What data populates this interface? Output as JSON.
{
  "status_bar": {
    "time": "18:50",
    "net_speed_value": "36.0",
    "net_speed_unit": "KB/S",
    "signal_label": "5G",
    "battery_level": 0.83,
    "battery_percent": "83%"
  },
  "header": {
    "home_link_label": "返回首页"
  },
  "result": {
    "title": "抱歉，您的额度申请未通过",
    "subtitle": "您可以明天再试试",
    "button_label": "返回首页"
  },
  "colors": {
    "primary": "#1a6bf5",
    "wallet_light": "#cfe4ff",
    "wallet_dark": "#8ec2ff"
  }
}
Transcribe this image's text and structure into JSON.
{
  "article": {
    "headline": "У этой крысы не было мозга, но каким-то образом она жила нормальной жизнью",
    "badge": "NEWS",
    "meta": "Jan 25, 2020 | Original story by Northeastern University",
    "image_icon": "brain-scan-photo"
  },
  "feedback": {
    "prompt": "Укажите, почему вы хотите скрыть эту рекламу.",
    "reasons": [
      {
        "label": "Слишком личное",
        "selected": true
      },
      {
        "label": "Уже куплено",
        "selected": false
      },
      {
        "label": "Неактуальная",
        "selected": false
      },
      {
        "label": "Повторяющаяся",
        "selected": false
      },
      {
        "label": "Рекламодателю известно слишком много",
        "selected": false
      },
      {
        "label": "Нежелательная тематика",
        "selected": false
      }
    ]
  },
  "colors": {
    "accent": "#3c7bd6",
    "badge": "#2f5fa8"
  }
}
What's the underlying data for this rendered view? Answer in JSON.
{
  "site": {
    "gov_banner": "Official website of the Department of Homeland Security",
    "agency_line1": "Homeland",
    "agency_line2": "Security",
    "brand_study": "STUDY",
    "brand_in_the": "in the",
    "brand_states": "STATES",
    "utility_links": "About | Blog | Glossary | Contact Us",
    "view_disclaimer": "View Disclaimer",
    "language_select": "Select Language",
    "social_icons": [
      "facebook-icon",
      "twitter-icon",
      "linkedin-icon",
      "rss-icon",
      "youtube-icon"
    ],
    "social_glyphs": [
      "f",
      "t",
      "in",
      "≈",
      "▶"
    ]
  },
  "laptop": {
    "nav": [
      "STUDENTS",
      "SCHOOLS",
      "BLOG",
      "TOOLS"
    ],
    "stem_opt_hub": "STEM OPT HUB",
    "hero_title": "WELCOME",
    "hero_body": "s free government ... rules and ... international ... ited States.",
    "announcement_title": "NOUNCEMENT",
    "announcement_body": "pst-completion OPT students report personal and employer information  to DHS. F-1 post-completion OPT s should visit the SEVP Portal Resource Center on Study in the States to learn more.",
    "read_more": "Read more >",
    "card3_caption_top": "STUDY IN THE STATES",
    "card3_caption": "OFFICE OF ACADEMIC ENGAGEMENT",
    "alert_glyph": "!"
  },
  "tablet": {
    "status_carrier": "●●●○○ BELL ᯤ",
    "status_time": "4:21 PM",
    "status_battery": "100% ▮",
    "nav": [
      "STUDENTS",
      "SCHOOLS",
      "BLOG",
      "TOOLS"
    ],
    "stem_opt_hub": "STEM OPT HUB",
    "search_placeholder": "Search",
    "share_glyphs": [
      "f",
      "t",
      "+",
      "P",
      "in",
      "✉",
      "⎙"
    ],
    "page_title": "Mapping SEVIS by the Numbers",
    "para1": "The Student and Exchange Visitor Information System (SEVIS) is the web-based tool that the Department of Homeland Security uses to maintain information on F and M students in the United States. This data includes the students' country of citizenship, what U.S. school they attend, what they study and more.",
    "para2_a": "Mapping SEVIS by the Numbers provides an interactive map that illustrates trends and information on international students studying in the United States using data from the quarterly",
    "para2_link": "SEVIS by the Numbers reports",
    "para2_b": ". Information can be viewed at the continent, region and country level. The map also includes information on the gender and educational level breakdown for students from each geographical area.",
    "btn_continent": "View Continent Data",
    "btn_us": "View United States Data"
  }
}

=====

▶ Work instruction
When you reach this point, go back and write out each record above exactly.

▶ Solution to the exercise
What data populates this interface? Output as JSON.
{
  "status_bar": {
    "time": "18:50",
    "net_speed_value": "36.0",
    "net_speed_unit": "KB/S",
    "signal_label": "5G",
    "battery_level": 0.83,
    "battery_percent": "83%"
  },
  "header": {
    "home_link_label": "返回首页"
  },
  "result": {
    "title": "抱歉，您的额度申请未通过",
    "subtitle": "您可以明天再试试",
    "button_label": "返回首页"
  },
  "colors": {
    "primary": "#1a6bf5",
    "wallet_light": "#cfe4ff",
    "wallet_dark": "#8ec2ff"
  }
}
Transcribe this image's text and structure into JSON.
{
  "article": {
    "headline": "У этой крысы не было мозга, но каким-то образом она жила нормальной жизнью",
    "badge": "NEWS",
    "meta": "Jan 25, 2020 | Original story by Northeastern University",
    "image_icon": "brain-scan-photo"
  },
  "feedback": {
    "prompt": "Укажите, почему вы хотите скрыть эту рекламу.",
    "reasons": [
      {
        "label": "Слишком личное",
        "selected": true
      },
      {
        "label": "Уже куплено",
        "selected": false
      },
      {
        "label": "Неактуальная",
        "selected": false
      },
      {
        "label": "Повторяющаяся",
        "selected": false
      },
      {
        "label": "Рекламодателю известно слишком много",
        "selected": false
      },
      {
        "label": "Нежелательная тематика",
        "selected": false
      }
    ]
  },
  "colors": {
    "accent": "#3c7bd6",
    "badge": "#2f5fa8"
  }
}
What's the underlying data for this rendered view? Answer in JSON.
{
  "site": {
    "gov_banner": "Official website of the Department of Homeland Security",
    "agency_line1": "Homeland",
    "agency_line2": "Security",
    "brand_study": "STUDY",
    "brand_in_the": "in the",
    "brand_states": "STATES",
    "utility_links": "About | Blog | Glossary | Contact Us",
    "view_disclaimer": "View Disclaimer",
    "language_select": "Select Language",
    "social_icons": [
      "facebook-icon",
      "twitter-icon",
      "linkedin-icon",
      "rss-icon",
      "youtube-icon"
    ],
    "social_glyphs": [
      "f",
      "t",
      "in",
      "≈",
      "▶"
    ]
  },
  "laptop": {
    "nav": [
      "STUDENTS",
      "SCHOOLS",
      "BLOG",
      "TOOLS"
    ],
    "stem_opt_hub": "STEM OPT HUB",
    "hero_title": "WELCOME",
    "hero_body": "s free government ... rules and ... international ... ited States.",
    "announcement_title": "NOUNCEMENT",
    "announcement_body": "pst-completion OPT students report personal and employer information  to DHS. F-1 post-completion OPT s should visit the SEVP Portal Resource Center on Study in the States to learn more.",
    "read_more": "Read more >",
    "card3_caption_top": "STUDY IN THE STATES",
    "card3_caption": "OFFICE OF ACADEMIC ENGAGEMENT",
    "alert_glyph": "!"
  },
  "tablet": {
    "status_carrier": "●●●○○ BELL ᯤ",
    "status_time": "4:21 PM",
    "status_battery": "100% ▮",
    "nav": [
      "STUDENTS",
      "SCHOOLS",
      "BLOG",
      "TOOLS"
    ],
    "stem_opt_hub": "STEM OPT HUB",
    "search_placeholder": "Search",
    "share_glyphs": [
      "f",
      "t",
      "+",
      "P",
      "in",
      "✉",
      "⎙"
    ],
    "page_title": "Mapping SEVIS by the Numbers",
    "para1": "The Student and Exchange Visitor Information System (SEVIS) is the web-based tool that the Department of Homeland Security uses to maintain information on F and M students in the United States. This data includes the students' country of citizenship, what U.S. school they attend, what they study and more.",
    "para2_a": "Mapping SEVIS by the Numbers provides an interactive map that illustrates trends and information on international students studying in the United States using data from the quarterly",
    "para2_link": "SEVIS by the Numbers reports",
    "para2_b": ". Information can be viewed at the continent, region and country level. The map also includes information on the gender and educational level breakdown for students from each geographical area.",
    "btn_continent": "View Continent Data",
    "btn_us": "View United States Data"
  }
}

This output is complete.